In the face of any unfavourable ruling, you may be wondering whether you should “fight it” – which typically involves bringing a formal appeal. This could be an appeal of a ruling on a motion or application, or it might be an appeal of a ruling, or an aspect of it, after the ultimate trial itself.
Regardless of the litigation stage you are at, the first questions you should ask yourself are: What is the cost? And what is the benefit?
To answer those questions, you must consider not only the immediate costs and benefits, but the long-term consequences as well. Here are some of the factors to think about as you make your decision.
Think About the Timing
Sometimes, the answer may depend on where the unwanted ruling fits into the overall course of the litigation.
For example, if the ruling is on an interim matter, let’s say the temporary amount of child support that you need to pay to your ex, it may not make sense to launch an appeal because the issue will be fully and finally determined at a later date. The months that it will take between the interim hearing and the ultimate determination may not justify the hassle.
This is especially true if the amount that you are ordered to pay is not significantly different than the amount that you think you should pay; often a negligible difference can be eaten up by the time, expense and hassle to fight the issue on appeal. Plus, the court presiding over the later hearing can make retroactive adjustments to the overall support amount, if necessary.
Think About the Impact
The nature of the issue you want to appeal is also a key consideration, particularly where your child would be affected. If you succeed in appealing a short-term ruling and it means that your child’s present living arrangements, standard of living or routines will be affected, then you may end up with a short-term victory that has a longer-term negative impact on your child.
On the other hand, if the matter is significant both in time and overall litigation strategy – for example, an unfavourable ruling in connection with your pension entitlement, or an unequal division of your Net Family Property – then it may indeed be worth the time and cost to launch an appeal.
Think About the Costs
The other aspect to consider, is the question of costs. It is a basic principle in Canadian litigation that costs are generally awarded to the successful party. This means that if you have lost once and are not successful a second time on appeal, you will essentially be hit with costs a second time – and these can include some portion of the legal costs incurred by your ex as well as the fees you incurred.
Think About Why You Want to Do It
The final consideration is a more personal one: You should consider your true motivation behind fighting a ruling that does not go in your favour.
Are you doing it because you genuinely believe the outcome was not grounded in proper legal concepts, was based on an incorrect view of the facts, or was legally unfair?
Or do you simply view this unwanted ruling as a personal loss or setback, and you want to “get even” with your ex?
Divorce can be very emotional, but don’t let your emotions drive you to do something that won’t actually benefit you (and perhaps your children) after the divorce has been finalized.
Remember, you may not succeed on appeal.
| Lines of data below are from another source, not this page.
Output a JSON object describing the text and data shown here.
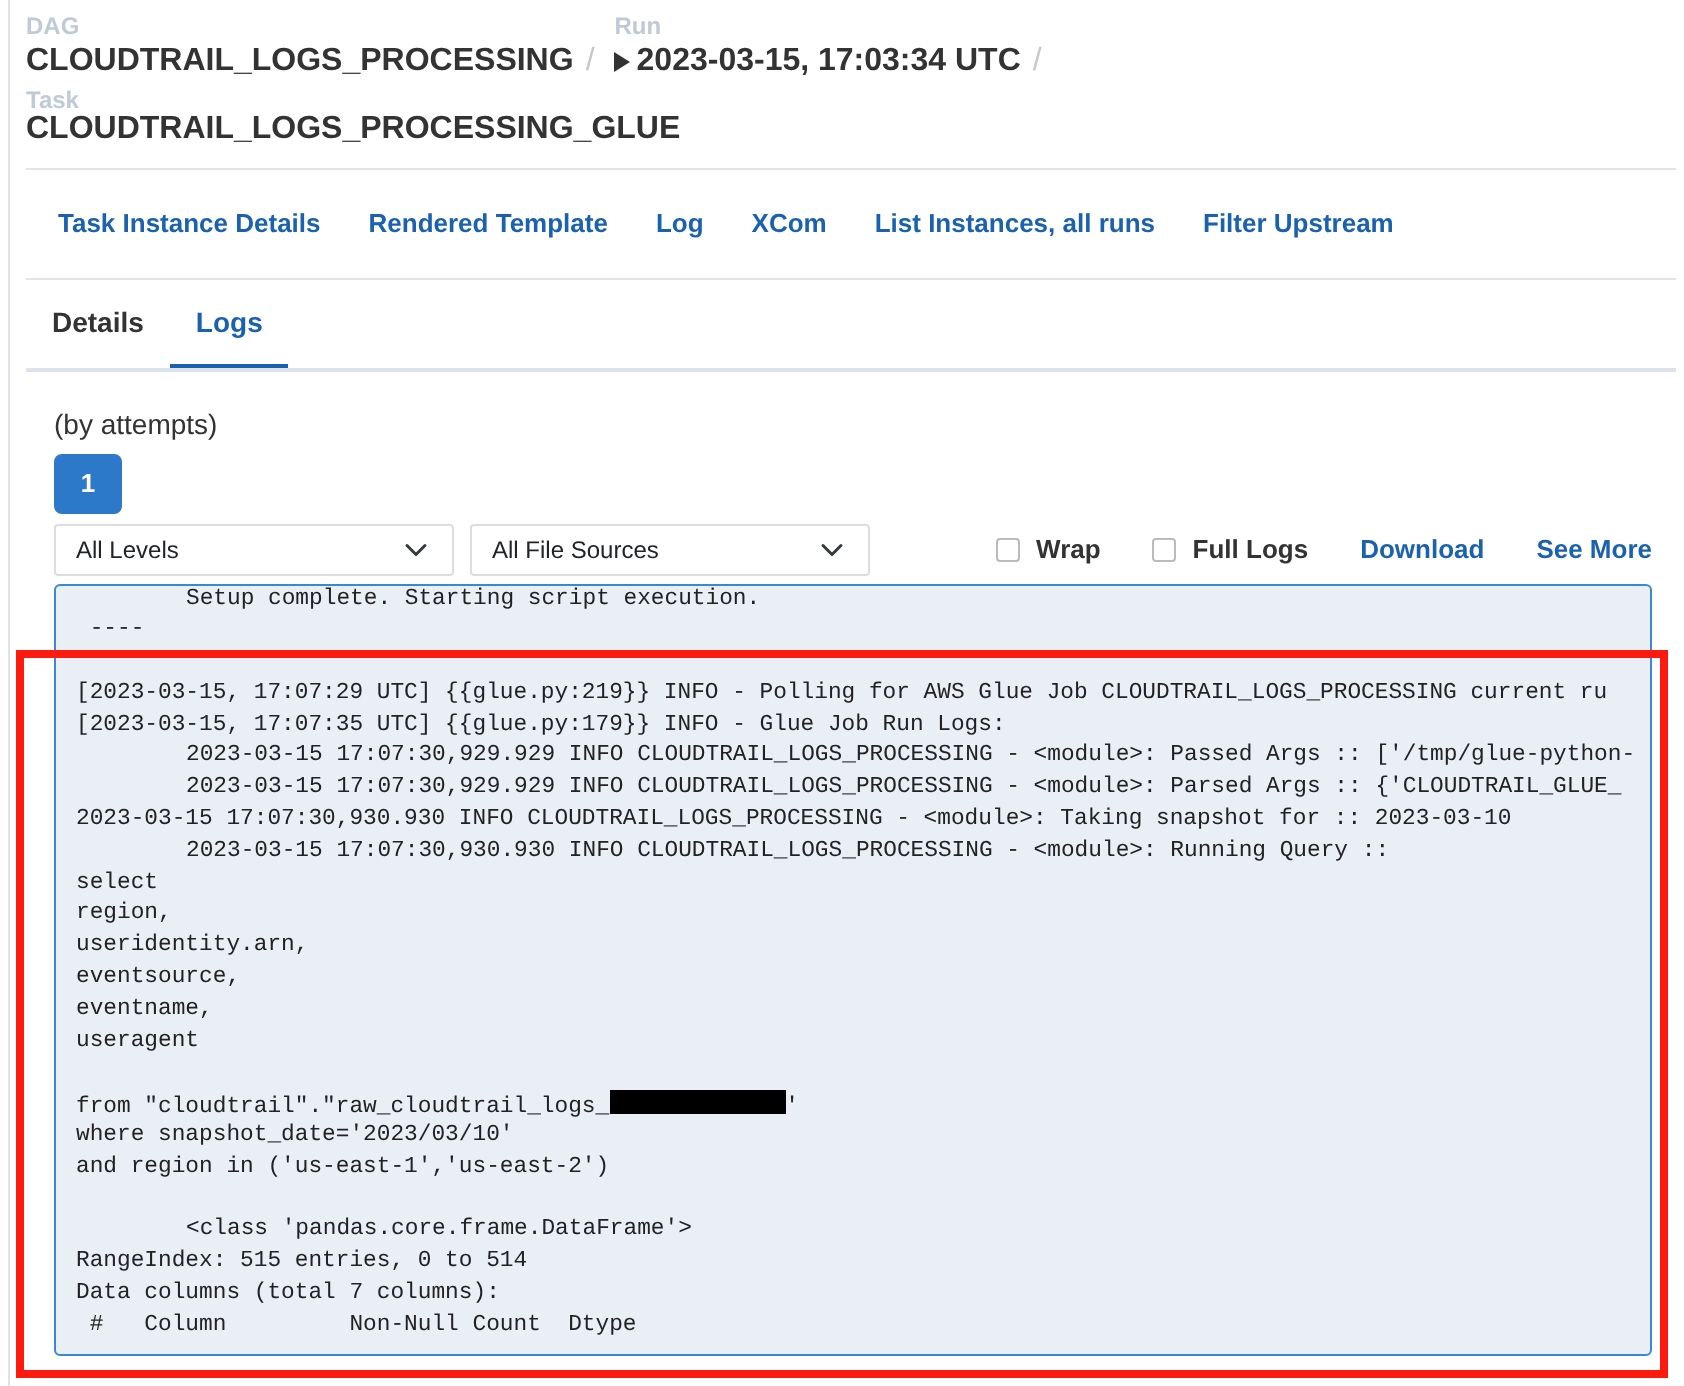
{
  "breadcrumbs": [
    {
      "label": "DAG",
      "value": "CLOUDTRAIL_LOGS_PROCESSING",
      "separator": "/"
    },
    {
      "label": "Run",
      "value": "2023-03-15, 17:03:34 UTC",
      "separator": "/",
      "kind": "run"
    },
    {
      "label": "Task",
      "value": "CLOUDTRAIL_LOGS_PROCESSING_GLUE"
    }
  ],
  "nav_links": [
    "Task Instance Details",
    "Rendered Template",
    "Log",
    "XCom",
    "List Instances, all runs",
    "Filter Upstream"
  ],
  "tabs": [
    {
      "label": "Details",
      "selected": false
    },
    {
      "label": "Logs",
      "selected": true
    }
  ],
  "attempts": {
    "label": "(by attempts)",
    "buttons": [
      {
        "label": "1",
        "selected": true
      }
    ]
  },
  "filters": [
    {
      "value": "All Levels"
    },
    {
      "value": "All File Sources"
    }
  ],
  "options": [
    {
      "label": "Wrap",
      "checked": false
    },
    {
      "label": "Full Logs",
      "checked": false
    }
  ],
  "actions": [
    "Download",
    "See More"
  ],
  "log_lines": [
    {
      "text": "Setup complete. Starting script execution.",
      "indent": true
    },
    {
      "text": " ----",
      "indent": false
    },
    {
      "kind": "blank"
    },
    {
      "text": "[2023-03-15, 17:07:29 UTC] {{glue.py:219}} INFO - Polling for AWS Glue Job CLOUDTRAIL_LOGS_PROCESSING current ru",
      "indent": false
    },
    {
      "text": "[2023-03-15, 17:07:35 UTC] {{glue.py:179}} INFO - Glue Job Run Logs:",
      "indent": false
    },
    {
      "text": "2023-03-15 17:07:30,929.929 INFO CLOUDTRAIL_LOGS_PROCESSING - <module>: Passed Args :: ['/tmp/glue-python-",
      "indent": true
    },
    {
      "text": "2023-03-15 17:07:30,929.929 INFO CLOUDTRAIL_LOGS_PROCESSING - <module>: Parsed Args :: {'CLOUDTRAIL_GLUE_",
      "indent": true
    },
    {
      "text": "2023-03-15 17:07:30,930.930 INFO CLOUDTRAIL_LOGS_PROCESSING - <module>: Taking snapshot for :: 2023-03-10",
      "indent": false
    },
    {
      "text": "2023-03-15 17:07:30,930.930 INFO CLOUDTRAIL_LOGS_PROCESSING - <module>: Running Query ::",
      "indent": true
    },
    {
      "text": "select",
      "indent": false
    },
    {
      "text": "region,",
      "indent": false
    },
    {
      "text": "useridentity.arn,",
      "indent": false
    },
    {
      "text": "eventsource,",
      "indent": false
    },
    {
      "text": "eventname,",
      "indent": false
    },
    {
      "text": "useragent",
      "indent": false
    },
    {
      "kind": "blank"
    },
    {
      "text": "from \"cloudtrail\".\"raw_cloudtrail_logs_",
      "after": "'",
      "indent": false,
      "kind": "redacted"
    },
    {
      "text": "where snapshot_date='2023/03/10'",
      "indent": false
    },
    {
      "text": "and region in ('us-east-1','us-east-2')",
      "indent": false
    },
    {
      "kind": "blank"
    },
    {
      "text": "<class 'pandas.core.frame.DataFrame'>",
      "indent": true
    },
    {
      "text": "RangeIndex: 515 entries, 0 to 514",
      "indent": false
    },
    {
      "text": "Data columns (total 7 columns):",
      "indent": false
    },
    {
      "text": " #   Column         Non-Null Count  Dtype",
      "indent": false
    }
  ]
}
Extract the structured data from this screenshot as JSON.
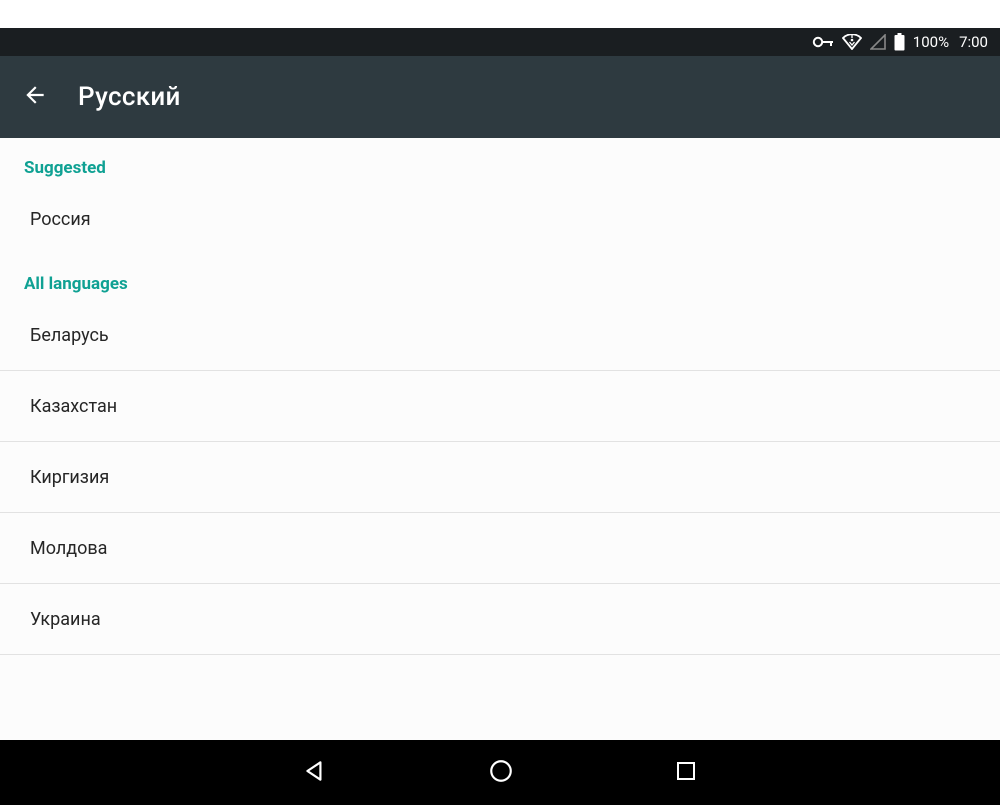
{
  "statusBar": {
    "batteryPercent": "100%",
    "time": "7:00"
  },
  "appBar": {
    "title": "Русский"
  },
  "sections": {
    "suggestedHeader": "Suggested",
    "allHeader": "All languages",
    "suggested": [
      {
        "label": "Россия"
      }
    ],
    "all": [
      {
        "label": "Беларусь"
      },
      {
        "label": "Казахстан"
      },
      {
        "label": "Киргизия"
      },
      {
        "label": "Молдова"
      },
      {
        "label": "Украина"
      }
    ]
  }
}
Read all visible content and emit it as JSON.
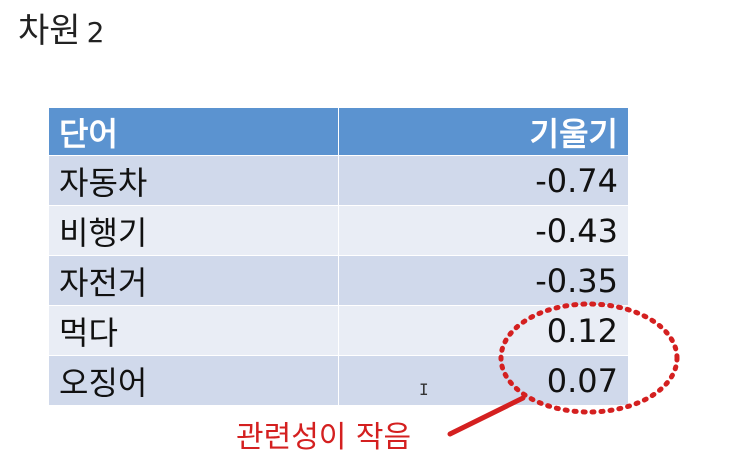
{
  "title": {
    "text": "차원",
    "number": "2"
  },
  "table": {
    "headers": {
      "word": "단어",
      "slope": "기울기"
    },
    "rows": [
      {
        "word": "자동차",
        "slope": "-0.74"
      },
      {
        "word": "비행기",
        "slope": "-0.43"
      },
      {
        "word": "자전거",
        "slope": "-0.35"
      },
      {
        "word": "먹다",
        "slope": "0.12"
      },
      {
        "word": "오징어",
        "slope": "0.07"
      }
    ]
  },
  "annotation": {
    "label": "관련성이 작음",
    "color": "#d42020"
  },
  "colors": {
    "header_bg": "#5b93d0",
    "row_odd_bg": "#d0d9eb",
    "row_even_bg": "#e9edf5"
  },
  "cursor_icon": "text-cursor-icon"
}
And even if you do, the time and expense may water down your sense of vindication. Family litigation can span for years if couples continue to fight. There can be some inherent value in bringing an end to the acrimony and moving on with your life.